Note each line in the data below that holds "value", and copy it.

MATERIAL TO PROCESS:
○ ○ ○ ○ ○
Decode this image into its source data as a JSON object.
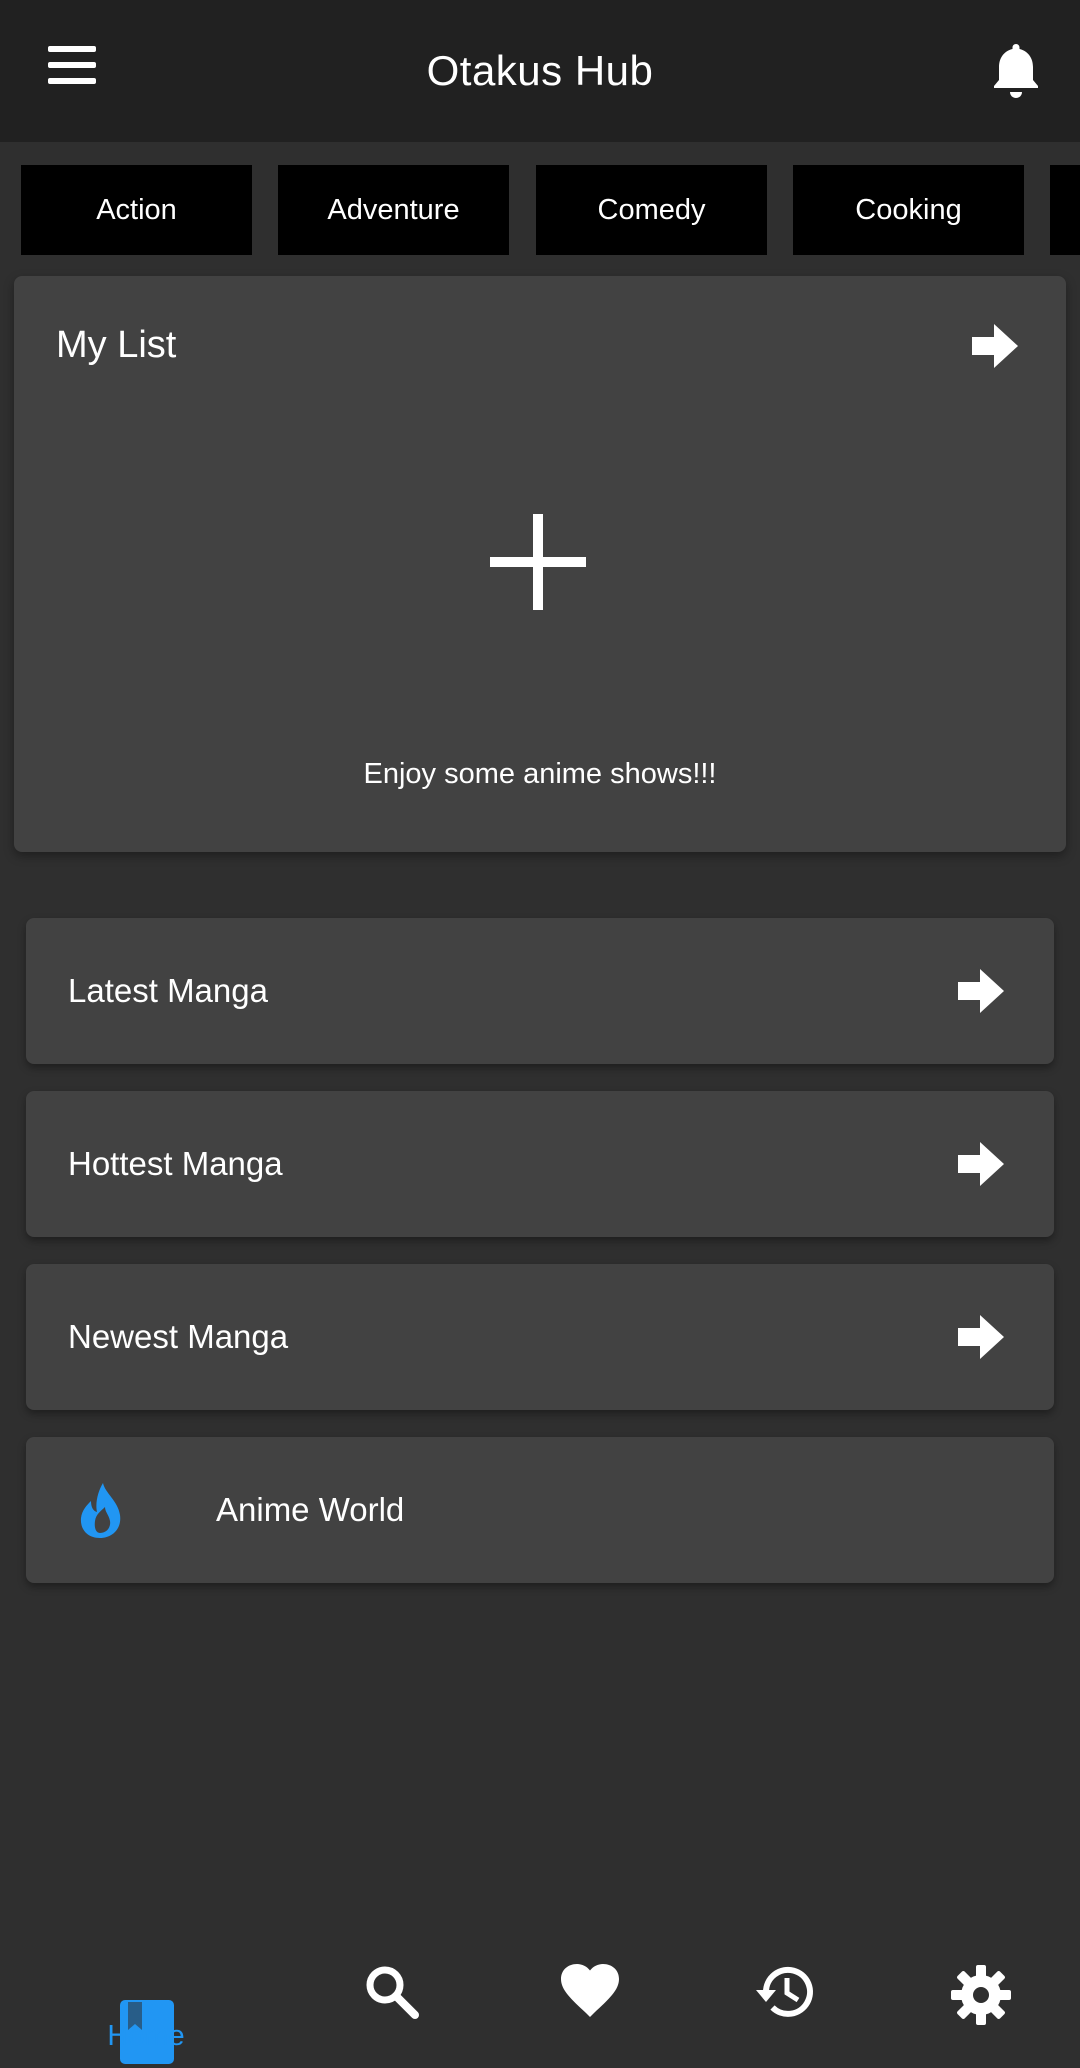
{
  "header": {
    "title": "Otakus Hub",
    "menu_icon": "menu-icon",
    "notification_icon": "bell-icon"
  },
  "genres": [
    "Action",
    "Adventure",
    "Comedy",
    "Cooking",
    ""
  ],
  "my_list": {
    "title": "My List",
    "caption": "Enjoy some anime shows!!!",
    "add_icon": "plus-icon",
    "open_icon": "arrow-right-icon"
  },
  "sections": [
    {
      "label": "Latest Manga",
      "icon": "arrow-right-icon"
    },
    {
      "label": "Hottest Manga",
      "icon": "arrow-right-icon"
    },
    {
      "label": "Newest Manga",
      "icon": "arrow-right-icon"
    }
  ],
  "anime_world": {
    "label": "Anime World",
    "icon": "flame-icon"
  },
  "bottom_nav": {
    "home_label": "Home",
    "active": "home",
    "items": [
      "home",
      "search",
      "favorites",
      "history",
      "settings"
    ]
  },
  "colors": {
    "background": "#2f2f2f",
    "header": "#212121",
    "card": "#424242",
    "genre_chip": "#000000",
    "accent": "#2196f3",
    "text": "#ffffff"
  }
}
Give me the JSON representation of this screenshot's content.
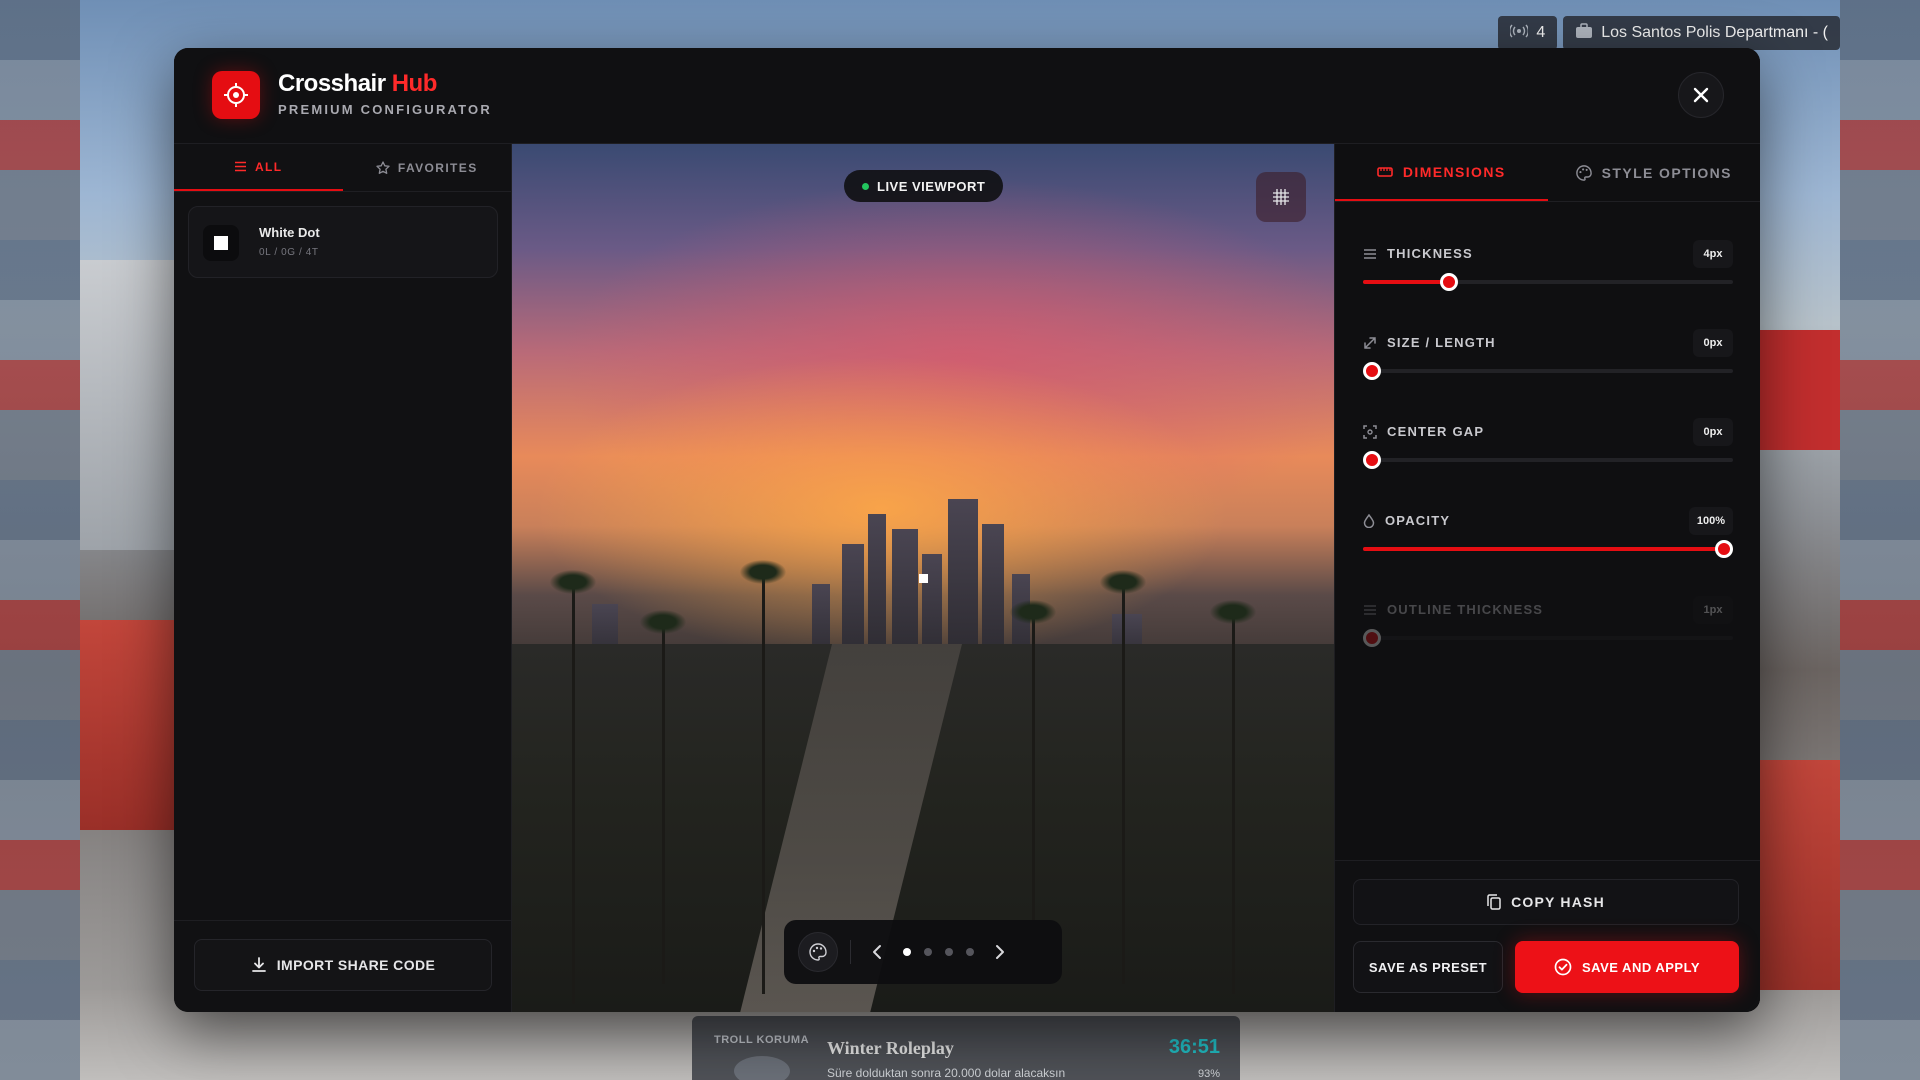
{
  "hud": {
    "voice_count": "4",
    "job_label": "Los Santos Polis Departmanı - (",
    "bottom_tag": "TROLL KORUMA",
    "bottom_title": "Winter Roleplay",
    "bottom_timer": "36:51",
    "bottom_subtitle": "Süre dolduktan sonra 20.000 dolar alacaksın",
    "bottom_percent": "93%"
  },
  "app": {
    "name": "Crosshair",
    "name_accent": "Hub",
    "tagline": "PREMIUM CONFIGURATOR",
    "accent_color": "#e50d12"
  },
  "left": {
    "tabs": [
      {
        "label": "ALL",
        "icon": "list-icon",
        "active": true
      },
      {
        "label": "FAVORITES",
        "icon": "star-icon",
        "active": false
      }
    ],
    "presets": [
      {
        "name": "White Dot",
        "meta": "0L / 0G / 4T"
      }
    ],
    "import_label": "IMPORT SHARE CODE"
  },
  "viewport": {
    "pill_label": "LIVE VIEWPORT",
    "page_count": 4,
    "active_page": 1
  },
  "right": {
    "tabs": [
      {
        "label": "DIMENSIONS",
        "icon": "ruler-icon",
        "active": true
      },
      {
        "label": "STYLE OPTIONS",
        "icon": "palette-icon",
        "active": false
      }
    ],
    "sliders": [
      {
        "key": "thickness",
        "label": "THICKNESS",
        "value": "4px",
        "fraction": 0.22,
        "disabled": false
      },
      {
        "key": "size",
        "label": "SIZE / LENGTH",
        "value": "0px",
        "fraction": 0.0,
        "disabled": false
      },
      {
        "key": "gap",
        "label": "CENTER GAP",
        "value": "0px",
        "fraction": 0.0,
        "disabled": false
      },
      {
        "key": "opacity",
        "label": "OPACITY",
        "value": "100%",
        "fraction": 1.0,
        "disabled": false
      },
      {
        "key": "outline",
        "label": "OUTLINE THICKNESS",
        "value": "1px",
        "fraction": 0.0,
        "disabled": true
      }
    ],
    "copy_hash_label": "COPY HASH",
    "save_preset_label": "SAVE AS PRESET",
    "save_apply_label": "SAVE AND APPLY"
  }
}
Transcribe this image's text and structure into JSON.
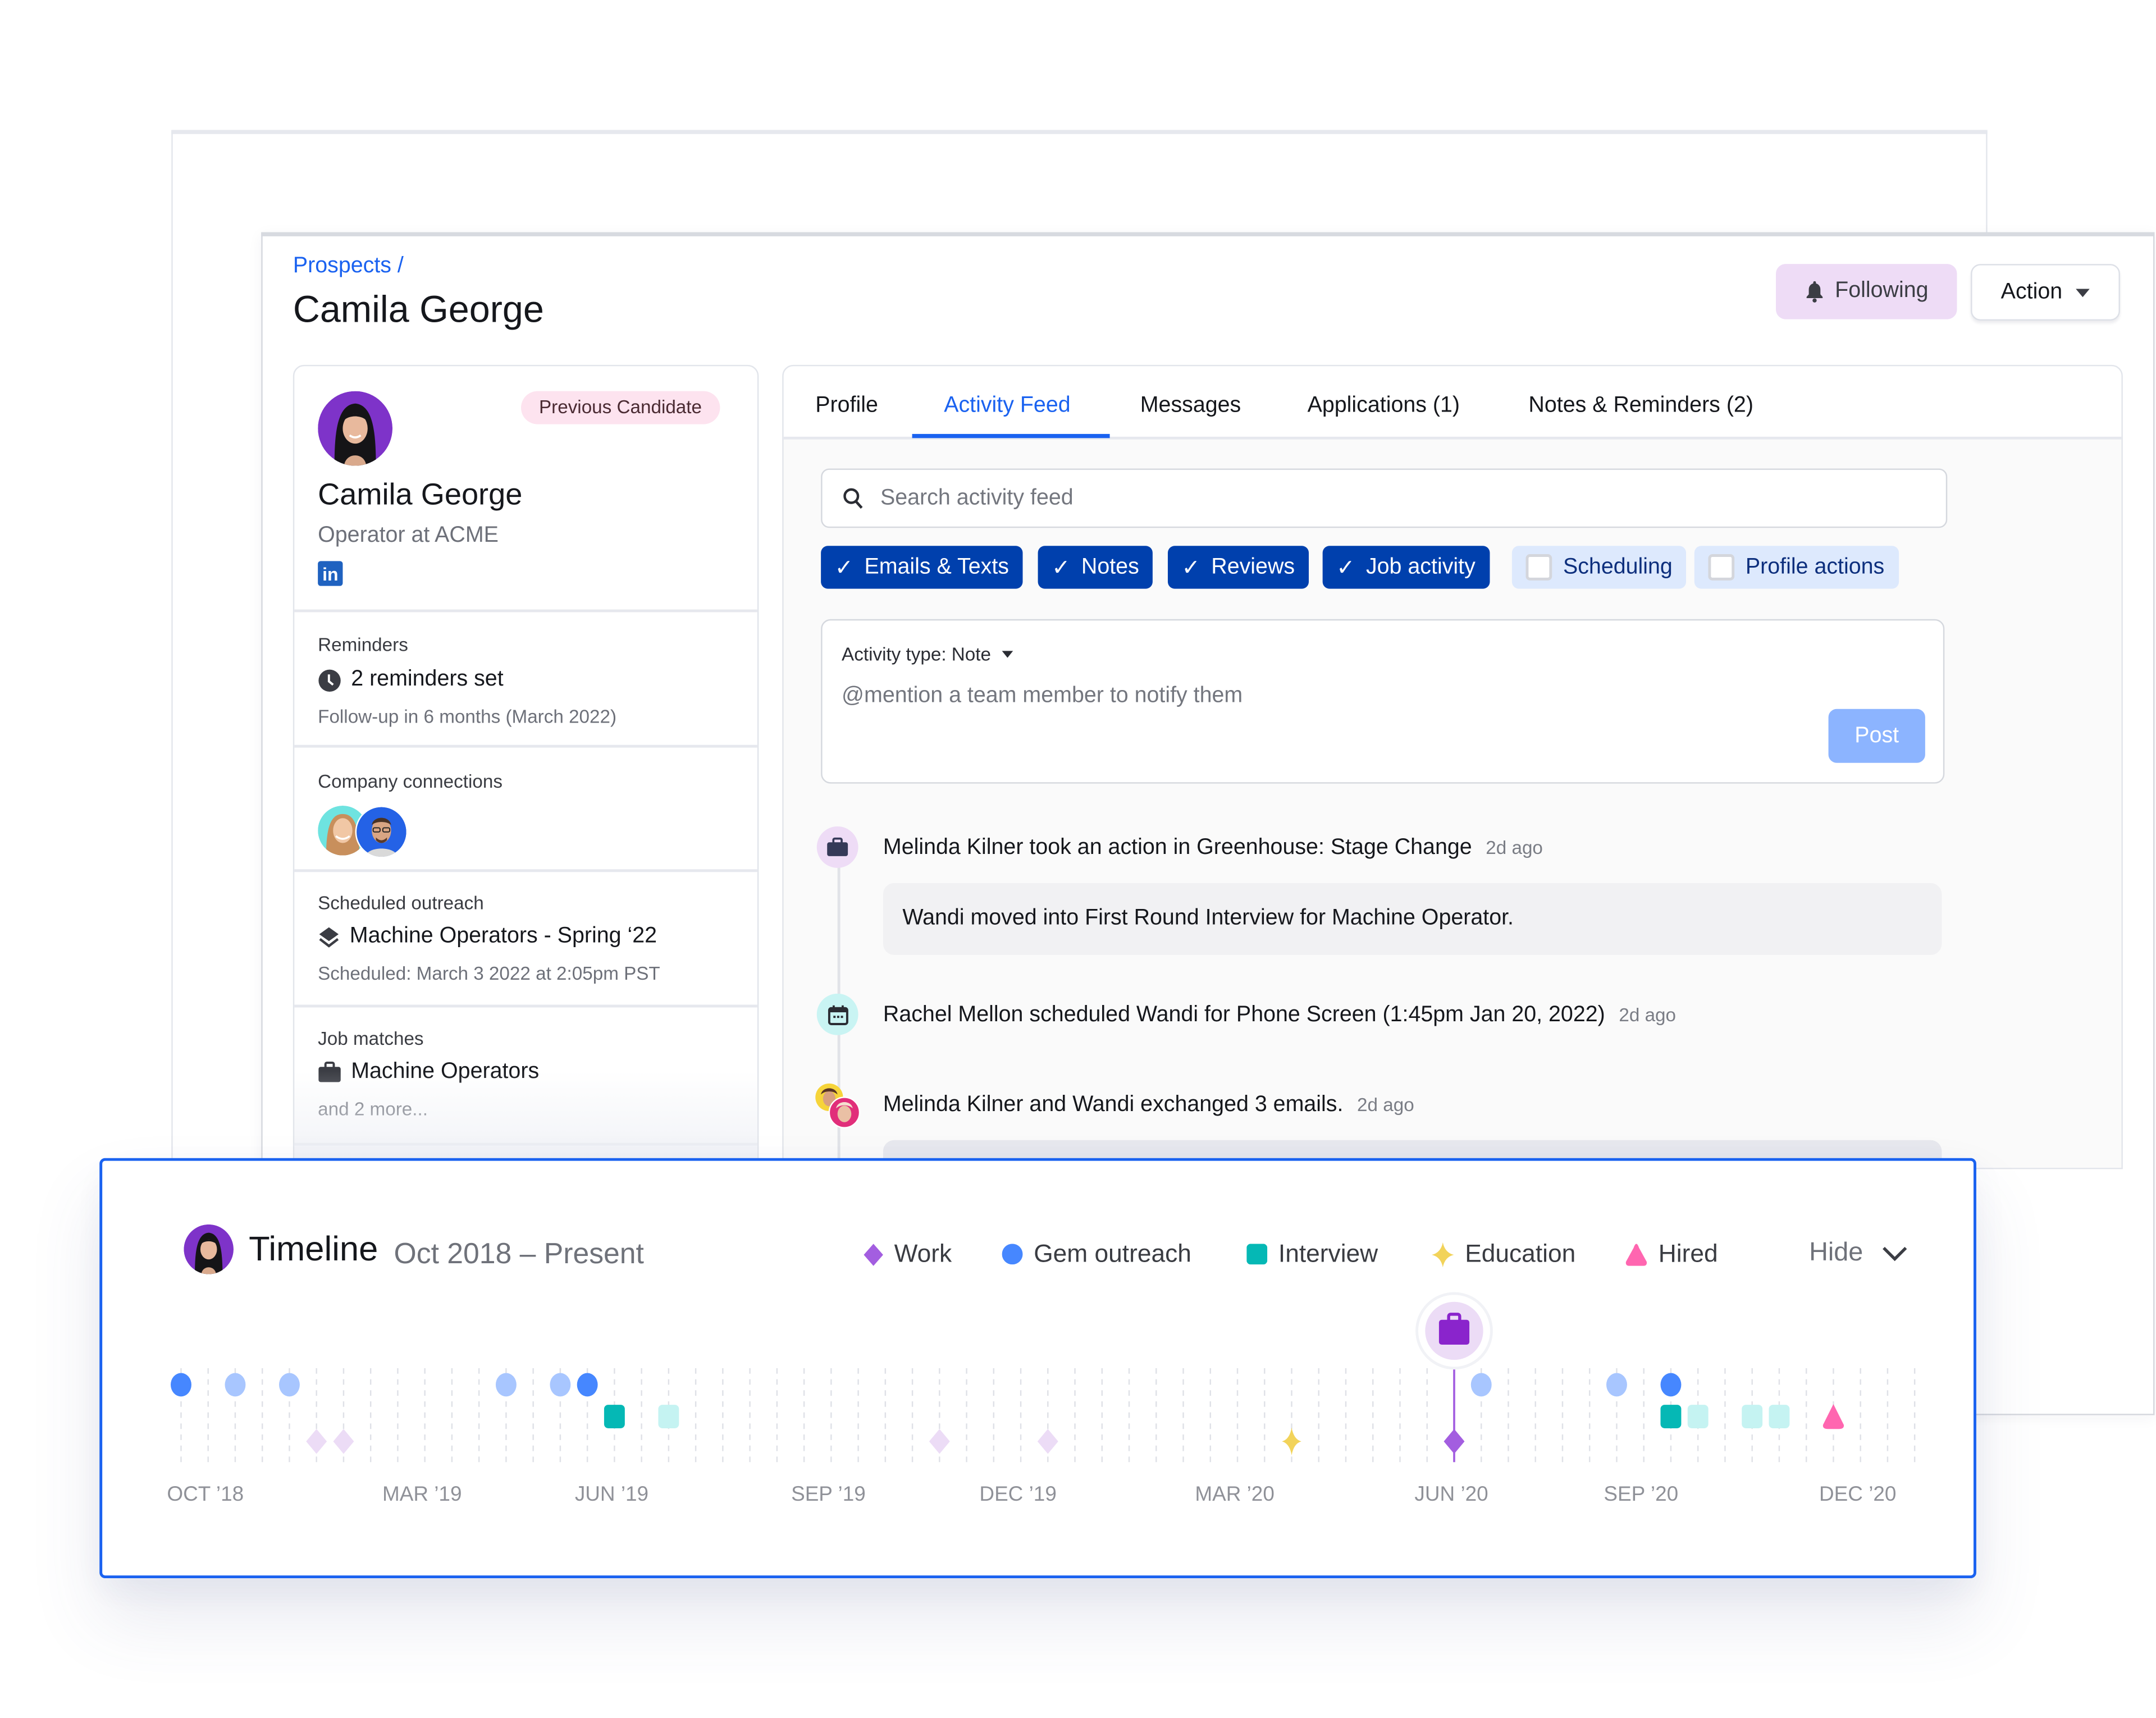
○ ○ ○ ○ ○
ANSWER BOX:
        "value": "4px",
        "value": "0px",
        "value": "0px",
        "value": "100%",
        "value": "1px",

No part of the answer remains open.